If you like this, try: “A Dog’s Purpose” and “A Dog’s Way Home”
It’s a movie about marital dysfunction on a family ski trip. So, “Downhill,” get it? Directors Nat Faxon and Jim Rash, are the screenwriters of “The Descendants” and writer/directors of “The Way Way Back.” The key element that made those films remarkable was a blending of wry humor with heart-breaking family tensions and conflicts. But here, co-scripting with Jesse Armstrong (“In the Loop”), that is where it fails. Both elements are present, but the film and its performers never seem to know which part they are in.
Perhaps one problem is in the casting and marketing of the film, with two of the most beloved comic actors of all time creating an expectation that we are there to laugh at them. Will Ferrell and Julia Louis-Dreyfus are equally good in serious roles, but having them in a film that tries to make us laugh at their struggles and feel sympathetic to them or at least recognize something of ourselves in them is more than even the most adept performers can manage. It does not help that the trailer makes it seem like an outright comedy, so the audience arrives with expectations that make it difficult to locate the movie’s tone.
It is based on the Cannes-jury prize winning Swedish film “Force Majeure.” The name is a legal term meaning a supervening event that makes it impossible to fulfill a contract, like a catastrophic storm. In this version, it is an American family with two sons who arrive at an Austrian ski resort for a family vacation. Peter (Will Ferrell), is still mourning his father who died eight months earlier and is questioning his own life, whether he is missing something he might never find time to have or do. Billie (Julie Louis-Dreyfus) is a lawyer looking forward to quality family time and her husband’s undivided attention. The opening scene (also in the original) is reminiscent of “Ordinary People,” making clear the family’s inability to get together for a photograph, demonstrating the deepening divide between the way they want to appear and the way they are.
On their second day at the resort, a controlled avalanche on one of the mountains briefly looks as though it will cover the balcony cafe where the family is eating. In that split second, instead of protecting his family, Peter grabs his cell phone and runs for cover. Billie and the boys are badly shaken but say nothing at first. As the vacation continues, Billie’s feelings: abandonment, anger, contempt, bubble up, revealed in ways that range from passive aggressive to micro-aggressive to outright, pull out all the stops aggressive.

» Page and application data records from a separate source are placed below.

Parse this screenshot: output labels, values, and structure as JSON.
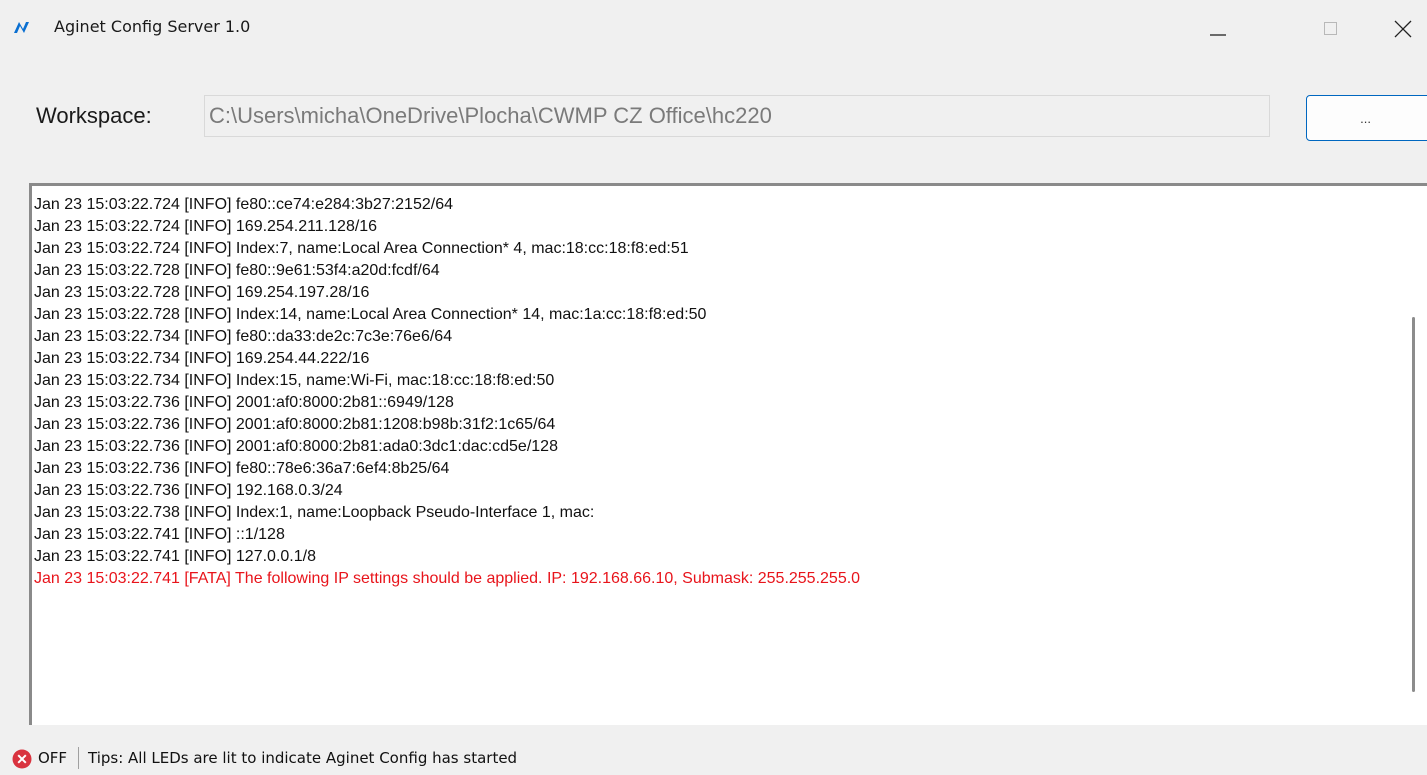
{
  "window": {
    "title": "Aginet Config Server 1.0",
    "icon": "aginet-logo-icon",
    "accent_color": "#0a6fd1"
  },
  "workspace": {
    "label": "Workspace:",
    "path": "C:\\Users\\micha\\OneDrive\\Plocha\\CWMP CZ Office\\hc220",
    "browse_label": "..."
  },
  "log": {
    "lines": [
      "Jan 23 15:03:22.724 [INFO] fe80::ce74:e284:3b27:2152/64",
      "Jan 23 15:03:22.724 [INFO] 169.254.211.128/16",
      "Jan 23 15:03:22.724 [INFO] Index:7, name:Local Area Connection* 4, mac:18:cc:18:f8:ed:51",
      "Jan 23 15:03:22.728 [INFO] fe80::9e61:53f4:a20d:fcdf/64",
      "Jan 23 15:03:22.728 [INFO] 169.254.197.28/16",
      "Jan 23 15:03:22.728 [INFO] Index:14, name:Local Area Connection* 14, mac:1a:cc:18:f8:ed:50",
      "Jan 23 15:03:22.734 [INFO] fe80::da33:de2c:7c3e:76e6/64",
      "Jan 23 15:03:22.734 [INFO] 169.254.44.222/16",
      "Jan 23 15:03:22.734 [INFO] Index:15, name:Wi-Fi, mac:18:cc:18:f8:ed:50",
      "Jan 23 15:03:22.736 [INFO] 2001:af0:8000:2b81::6949/128",
      "Jan 23 15:03:22.736 [INFO] 2001:af0:8000:2b81:1208:b98b:31f2:1c65/64",
      "Jan 23 15:03:22.736 [INFO] 2001:af0:8000:2b81:ada0:3dc1:dac:cd5e/128",
      "Jan 23 15:03:22.736 [INFO] fe80::78e6:36a7:6ef4:8b25/64",
      "Jan 23 15:03:22.736 [INFO] 192.168.0.3/24",
      "Jan 23 15:03:22.738 [INFO] Index:1, name:Loopback Pseudo-Interface 1, mac:",
      "Jan 23 15:03:22.741 [INFO] ::1/128",
      "Jan 23 15:03:22.741 [INFO] 127.0.0.1/8"
    ],
    "fatal_line": "Jan 23 15:03:22.741 [FATA] The following IP settings should be applied. IP: 192.168.66.10, Submask: 255.255.255.0",
    "fatal_color": "#e8141b"
  },
  "status": {
    "state": "OFF",
    "state_icon": "error-x-circle-icon",
    "state_color": "#d9333f",
    "tips": "Tips: All LEDs are lit to indicate Aginet Config has started"
  }
}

Louis-Dreyfus, who also produced, navigates this range of moods with extraordinary sensitivity as Billie struggles to do what is best for her sons’ sense of security and respect for their father and her fury, fear, and frustration with Peter first for his cowardly, selfish act and then for denying it and trying to blame her for talking about it. It all erupts into a painful and humiliating series of accusations and denials in front of Zach, one of Peter’s colleagues from work (Zach Woods) and his free-spirited new girlfriend (Zoe Chao). There is an intriguing idea there about what Peter hope to appear or be for Zach and why, but instead of exploring it we get Miranda Otto in the thankless role of a resort liaison whose job seems to be welcoming guests with the very definition of sexual TMI. The same goes for brief flirtations with flirtation by both Billie and Peter. Yes, middle-aged people sometimes wonder where their youth has gone and long to be seen as new and desirable. That point has been made much better many, many times.

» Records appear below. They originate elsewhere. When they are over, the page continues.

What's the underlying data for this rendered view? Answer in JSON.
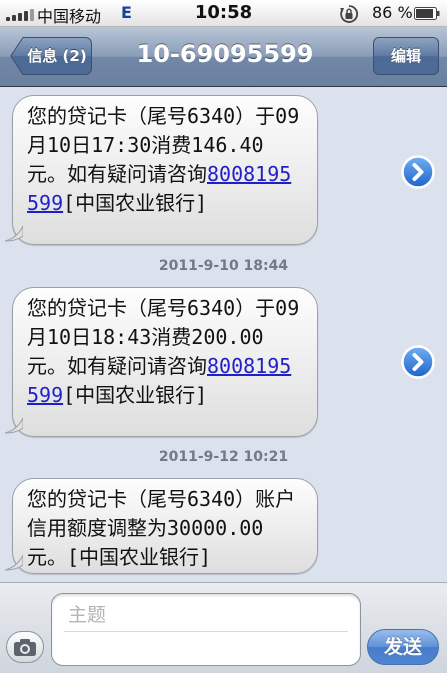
{
  "status_bar": {
    "carrier": "中国移动",
    "network": "E",
    "time": "10:58",
    "battery": "86 %",
    "icons": [
      "signal-bars-icon",
      "rotation-lock-icon",
      "battery-icon"
    ]
  },
  "nav": {
    "back_label": "信息 (2)",
    "title": "10-69095599",
    "edit_label": "编辑"
  },
  "messages": [
    {
      "text_before": "您的贷记卡（尾号6340）于09月10日17:30消费146.40元。如有疑问请咨询",
      "link": "8008195599",
      "text_after": "[中国农业银行]"
    },
    {
      "text_before": "您的贷记卡（尾号6340）于09月10日18:43消费200.00元。如有疑问请咨询",
      "link": "8008195599",
      "text_after": "[中国农业银行]"
    },
    {
      "text_before": "您的贷记卡（尾号6340）账户信用额度调整为30000.00元。[中国农业银行]",
      "link": "",
      "text_after": ""
    }
  ],
  "timestamps": [
    "2011-9-10 18:44",
    "2011-9-12 10:21"
  ],
  "compose": {
    "subject_placeholder": "主题",
    "send_label": "发送"
  },
  "colors": {
    "nav_bar": "#7388a7",
    "link": "#2020c8",
    "detail_chevron": "#2f7fe0",
    "send_button": "#3977d0"
  }
}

Even with a brief running time and deft performances, the movie never settles on a tone or perspective.
Parents should know that this movie includes some peril and extended family dysfunction, tension, and arguments. There are very explicit sexual references and a situation and a reference to drugs.

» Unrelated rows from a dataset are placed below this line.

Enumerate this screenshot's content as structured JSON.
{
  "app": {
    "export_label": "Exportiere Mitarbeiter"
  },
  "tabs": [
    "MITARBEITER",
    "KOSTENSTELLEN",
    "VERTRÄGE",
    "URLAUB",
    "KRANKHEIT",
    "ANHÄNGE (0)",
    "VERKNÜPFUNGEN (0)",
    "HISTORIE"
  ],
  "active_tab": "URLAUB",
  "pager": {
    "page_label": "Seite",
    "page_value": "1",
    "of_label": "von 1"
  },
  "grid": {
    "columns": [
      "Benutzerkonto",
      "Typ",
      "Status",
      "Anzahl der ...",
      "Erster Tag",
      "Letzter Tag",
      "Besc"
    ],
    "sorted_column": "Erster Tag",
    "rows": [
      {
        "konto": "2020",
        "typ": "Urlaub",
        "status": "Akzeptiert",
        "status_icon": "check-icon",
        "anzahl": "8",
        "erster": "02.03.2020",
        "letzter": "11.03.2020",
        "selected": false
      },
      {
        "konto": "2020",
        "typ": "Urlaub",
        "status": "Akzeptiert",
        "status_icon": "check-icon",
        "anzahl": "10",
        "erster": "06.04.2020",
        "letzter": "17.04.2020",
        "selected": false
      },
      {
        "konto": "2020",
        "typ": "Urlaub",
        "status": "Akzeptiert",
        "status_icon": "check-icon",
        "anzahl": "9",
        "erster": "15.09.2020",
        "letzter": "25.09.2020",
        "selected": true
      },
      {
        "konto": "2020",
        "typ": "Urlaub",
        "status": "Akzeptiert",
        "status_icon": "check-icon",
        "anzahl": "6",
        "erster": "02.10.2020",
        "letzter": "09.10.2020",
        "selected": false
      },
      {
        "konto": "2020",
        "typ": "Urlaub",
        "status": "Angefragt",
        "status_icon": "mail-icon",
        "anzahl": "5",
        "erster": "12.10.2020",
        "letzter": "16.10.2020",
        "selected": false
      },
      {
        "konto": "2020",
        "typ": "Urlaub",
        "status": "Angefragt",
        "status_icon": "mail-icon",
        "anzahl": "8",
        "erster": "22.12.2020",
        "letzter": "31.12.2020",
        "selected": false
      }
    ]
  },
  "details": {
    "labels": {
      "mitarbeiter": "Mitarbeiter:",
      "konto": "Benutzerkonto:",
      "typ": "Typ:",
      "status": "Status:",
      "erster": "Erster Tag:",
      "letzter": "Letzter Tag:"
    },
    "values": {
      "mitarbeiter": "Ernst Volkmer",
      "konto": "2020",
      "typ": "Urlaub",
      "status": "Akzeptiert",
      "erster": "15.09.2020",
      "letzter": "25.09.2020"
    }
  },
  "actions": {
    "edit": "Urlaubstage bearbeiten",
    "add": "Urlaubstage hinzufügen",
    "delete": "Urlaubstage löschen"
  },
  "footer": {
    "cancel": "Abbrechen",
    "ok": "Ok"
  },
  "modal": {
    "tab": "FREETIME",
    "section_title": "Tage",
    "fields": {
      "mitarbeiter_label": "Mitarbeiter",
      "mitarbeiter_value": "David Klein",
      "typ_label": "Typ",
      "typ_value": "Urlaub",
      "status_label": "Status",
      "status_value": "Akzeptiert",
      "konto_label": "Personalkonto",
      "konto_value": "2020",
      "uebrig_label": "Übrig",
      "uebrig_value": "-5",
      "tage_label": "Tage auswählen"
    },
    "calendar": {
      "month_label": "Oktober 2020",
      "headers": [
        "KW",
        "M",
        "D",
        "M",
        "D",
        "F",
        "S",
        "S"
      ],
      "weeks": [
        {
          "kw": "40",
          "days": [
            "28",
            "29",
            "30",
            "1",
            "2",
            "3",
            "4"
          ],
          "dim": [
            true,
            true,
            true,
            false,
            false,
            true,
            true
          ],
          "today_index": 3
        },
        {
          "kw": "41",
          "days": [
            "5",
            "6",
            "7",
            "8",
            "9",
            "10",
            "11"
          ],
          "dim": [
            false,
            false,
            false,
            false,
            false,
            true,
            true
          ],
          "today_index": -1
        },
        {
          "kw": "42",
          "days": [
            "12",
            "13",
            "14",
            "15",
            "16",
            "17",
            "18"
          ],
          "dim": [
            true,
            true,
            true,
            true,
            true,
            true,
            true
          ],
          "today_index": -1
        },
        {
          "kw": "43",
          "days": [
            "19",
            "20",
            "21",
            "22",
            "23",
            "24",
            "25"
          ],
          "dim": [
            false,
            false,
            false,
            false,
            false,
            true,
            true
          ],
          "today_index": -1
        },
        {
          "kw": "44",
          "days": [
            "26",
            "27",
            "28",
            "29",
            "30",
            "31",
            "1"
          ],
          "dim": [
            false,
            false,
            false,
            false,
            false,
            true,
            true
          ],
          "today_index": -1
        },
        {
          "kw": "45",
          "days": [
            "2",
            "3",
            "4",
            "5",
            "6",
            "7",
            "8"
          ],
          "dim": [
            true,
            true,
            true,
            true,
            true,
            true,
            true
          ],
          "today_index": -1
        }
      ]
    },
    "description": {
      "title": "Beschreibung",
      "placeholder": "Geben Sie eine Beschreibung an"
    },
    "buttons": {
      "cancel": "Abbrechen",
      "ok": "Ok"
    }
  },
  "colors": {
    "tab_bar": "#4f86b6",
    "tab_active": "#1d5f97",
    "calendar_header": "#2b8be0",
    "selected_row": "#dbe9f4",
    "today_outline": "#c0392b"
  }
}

Family discussion: Why did Billie want her sons to see Peter do something good? What would you do if you were faced with Peter’s decision? How do you know? Why was it hard for him to tell the truth?
If you like this, try: the original film, “Force Majeure” and “Carnage”